April 24 marks the 87th anniversary of the famous “Persons Case” (Reference re meaning of the word “Persons” in s. 24 of British North America Act,  SCR 276, 1928 CanLII 55). On April 24, 1928, the Supreme Court of Canada ruled that the word “Persons” in section 24 of the British North America Act, 1867 did not include female persons, and therefore women were not eligible to sit in the Senate. This was reversed a year later by the Judicial Committee of the Privy Council in Britain.
The Court’s logic was that if the British Parliament had meant for women to be included as “qualified persons” under s. 24 of the British North America Act, it would have said so. The Privy Council rejected this argument (Edwards v. Attorney General of Canada  AC 124). The members of the Privy Council established a principle of understanding that justice requires judges to consider an evolving social context when they interpret laws. The Lord Chancellor Sankey said it best in his decision:

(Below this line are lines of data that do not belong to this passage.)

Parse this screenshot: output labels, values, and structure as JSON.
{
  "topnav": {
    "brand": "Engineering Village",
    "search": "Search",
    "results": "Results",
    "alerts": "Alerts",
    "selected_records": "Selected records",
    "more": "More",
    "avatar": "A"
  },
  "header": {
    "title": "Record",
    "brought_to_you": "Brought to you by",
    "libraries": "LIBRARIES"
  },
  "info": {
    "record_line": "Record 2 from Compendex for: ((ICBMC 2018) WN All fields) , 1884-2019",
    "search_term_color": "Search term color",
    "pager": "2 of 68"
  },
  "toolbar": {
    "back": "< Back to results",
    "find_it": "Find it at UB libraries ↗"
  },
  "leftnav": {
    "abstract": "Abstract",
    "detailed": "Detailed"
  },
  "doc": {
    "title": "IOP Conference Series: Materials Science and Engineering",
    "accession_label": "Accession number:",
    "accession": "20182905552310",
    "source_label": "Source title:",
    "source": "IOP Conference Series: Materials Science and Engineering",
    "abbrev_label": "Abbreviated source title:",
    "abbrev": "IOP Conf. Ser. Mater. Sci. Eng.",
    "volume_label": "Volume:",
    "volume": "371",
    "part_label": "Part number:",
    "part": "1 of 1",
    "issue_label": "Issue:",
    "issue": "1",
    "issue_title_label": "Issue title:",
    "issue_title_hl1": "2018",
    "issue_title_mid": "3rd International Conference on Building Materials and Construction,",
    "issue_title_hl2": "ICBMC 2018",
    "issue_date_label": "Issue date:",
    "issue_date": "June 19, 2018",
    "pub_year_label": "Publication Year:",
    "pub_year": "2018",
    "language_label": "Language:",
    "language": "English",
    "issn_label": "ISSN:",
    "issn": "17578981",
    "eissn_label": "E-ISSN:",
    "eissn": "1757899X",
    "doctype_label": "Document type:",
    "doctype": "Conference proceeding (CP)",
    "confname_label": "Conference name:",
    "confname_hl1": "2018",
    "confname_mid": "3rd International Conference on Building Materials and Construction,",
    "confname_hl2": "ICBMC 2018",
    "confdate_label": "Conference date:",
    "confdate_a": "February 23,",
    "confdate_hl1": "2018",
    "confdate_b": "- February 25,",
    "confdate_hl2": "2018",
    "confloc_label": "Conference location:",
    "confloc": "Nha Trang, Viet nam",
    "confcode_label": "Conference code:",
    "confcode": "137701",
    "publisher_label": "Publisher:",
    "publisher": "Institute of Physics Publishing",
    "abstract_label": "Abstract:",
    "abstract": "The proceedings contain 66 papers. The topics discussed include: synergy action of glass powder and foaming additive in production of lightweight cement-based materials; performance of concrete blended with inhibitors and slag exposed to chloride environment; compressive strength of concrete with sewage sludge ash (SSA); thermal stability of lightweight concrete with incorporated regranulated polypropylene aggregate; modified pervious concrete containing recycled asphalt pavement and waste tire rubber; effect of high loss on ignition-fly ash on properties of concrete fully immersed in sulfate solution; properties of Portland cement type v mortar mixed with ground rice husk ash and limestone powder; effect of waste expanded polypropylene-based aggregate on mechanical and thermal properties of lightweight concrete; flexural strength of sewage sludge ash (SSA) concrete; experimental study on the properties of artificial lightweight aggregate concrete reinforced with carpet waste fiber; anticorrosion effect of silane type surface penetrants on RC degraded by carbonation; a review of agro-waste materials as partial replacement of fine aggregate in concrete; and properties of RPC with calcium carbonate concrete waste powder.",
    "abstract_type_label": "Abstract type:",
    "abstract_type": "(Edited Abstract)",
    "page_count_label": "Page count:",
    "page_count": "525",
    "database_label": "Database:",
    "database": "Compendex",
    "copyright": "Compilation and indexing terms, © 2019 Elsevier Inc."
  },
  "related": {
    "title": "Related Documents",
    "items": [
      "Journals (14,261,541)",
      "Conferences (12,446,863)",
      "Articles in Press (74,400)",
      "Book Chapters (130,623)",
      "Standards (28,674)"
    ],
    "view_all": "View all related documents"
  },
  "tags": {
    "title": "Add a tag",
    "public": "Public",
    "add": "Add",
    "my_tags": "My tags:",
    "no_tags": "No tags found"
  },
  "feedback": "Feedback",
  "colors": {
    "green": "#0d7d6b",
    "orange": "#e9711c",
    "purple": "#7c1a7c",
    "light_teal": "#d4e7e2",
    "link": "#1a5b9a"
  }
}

“…and to those who ask why the word should include females, the obvious answer is why should it not.”
“Customs are apt to develop into traditions which are stronger than law and remain unchallenged long after the reason for them has disappeared.”
” The exclusion of all women from public offices is a relic of days more barbarous than ours, but it must be remembered that the necessity of the times often forced on man customs which in later years were not necessary.”
The “Persons Case” cost a total of $23,368.47 in lawyers’ fees paid by the Government of Canada. In 1930, Montreal’s Cairine Reay Wilson became the first woman appointed to the Senate.